Once the program is approved, CLDN will be able to use Mexican truckers all the way to the cargo’s final destination, which will provide significant cost savings. Currently, Mexican cargo is driven from the point of origin by Mexican drivers but then unloaded at the border once they clear customs, at which point a US driver picks up the cargo. Once the NAFTA agreement is fully enacted, Mexican drivers will be able to transport the cargo all the way to the final destination. CLDN’s customers are paying market rates and have no idea the nationality or wage of the driver. CLDN’s business is 50% US, 40% Mexico, 10% Canada. The average US driver earns $.40 per mile, while the average. Mexican driver earns $.18 per mile. Based on 2007 results, I estimate that CLDN could realize a maximum of roughly $25 million annually by using all Mexican drivers for freight originating in Mexico. Even if CLDN is only able to recognize half of the potential savings, a $12.5m perpetuity discounted by their cost of capital (~12%) is worth $104m which, compared to the market cap of $218m, is significant.

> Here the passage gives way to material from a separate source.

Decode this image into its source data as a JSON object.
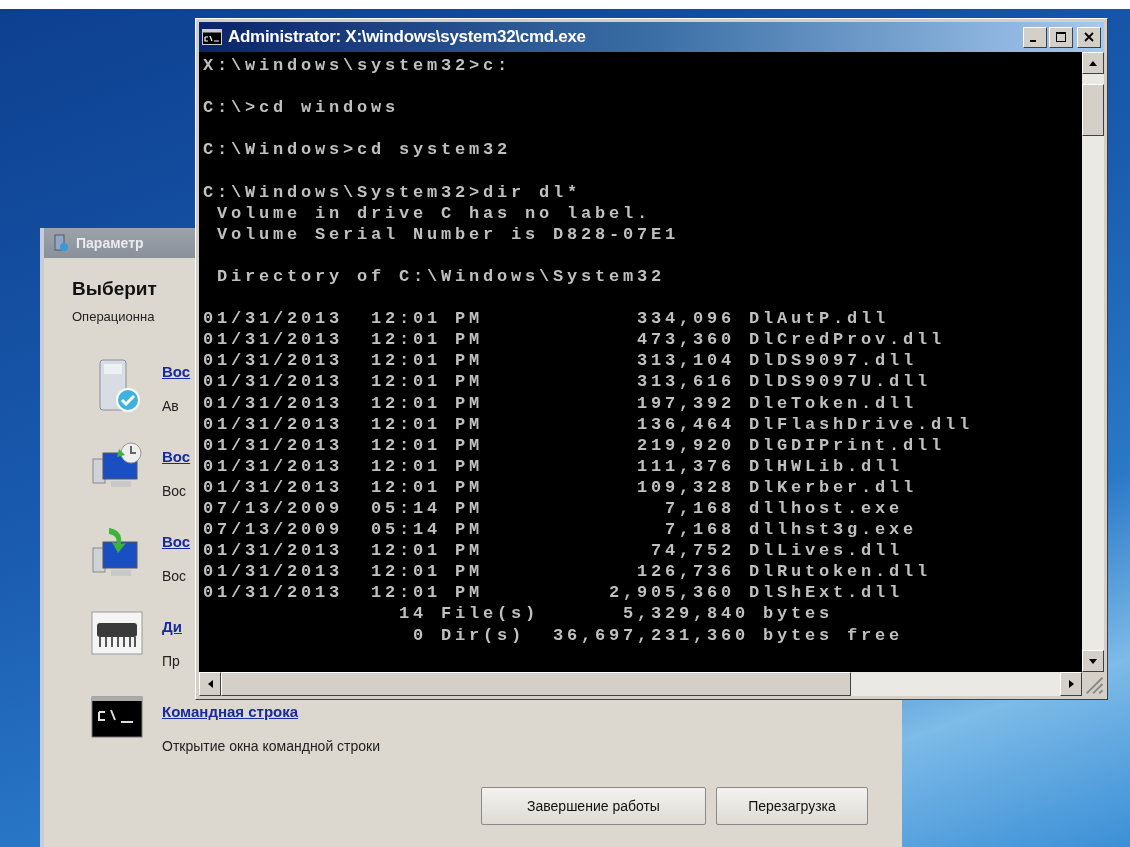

This issue is very politically charged and as a result CLDN has been hesitant to flaunt their potential new advantage. This has resulted in the Street ignoring the future cost savings and the impact this will have on CLDN’s value. Furthermore, there are no size or volume constraints on how large CLDN can grow the Mexican subsidiary, which leads me to envision a scenario where one of the larger trucking companies takes over CLDN to get access to Mexican drivers and the cost savings that come with them. The larger company could then ramp up the Mexican subsidiary which would make this asset more valuable to the acquirer than the subsidiary’s current operations are to CLDN.
- Diversified cargo mix, ability to prop up revenue
CLDN has taken steps to insulate its cargo mix from economically cyclical products. A few years ago, CLDN was a big shipper of US autos. Now the company is more focused on consumer goods, or what one analyst dubbed “tobacco and tampons”. No single customer makes up more than 5-6% of CLDN’s revenue. In addition, CLDN has the ability to prop up revenue in a slow economy by acquiring insolvent trucking companies. CLDN buys the distressed trucking companies at the book value of their trucks and then turns around and sells the trucks but retains the drivers and customers. In effect, CLDN acquires the customers and drivers for free in these transactions. In many cases, the owners of these trucking companies have pledged their personal assets and so, by cutting a deal with CLDN, they lose their business but are able to keep their homes. The success of this strategy can be seen in last quarter’s revenue growth.
- Rising fuel costs outpace fuel surcharges.
- Industry fundamentals deteriorate further.
Disclosure: I am long CLDN.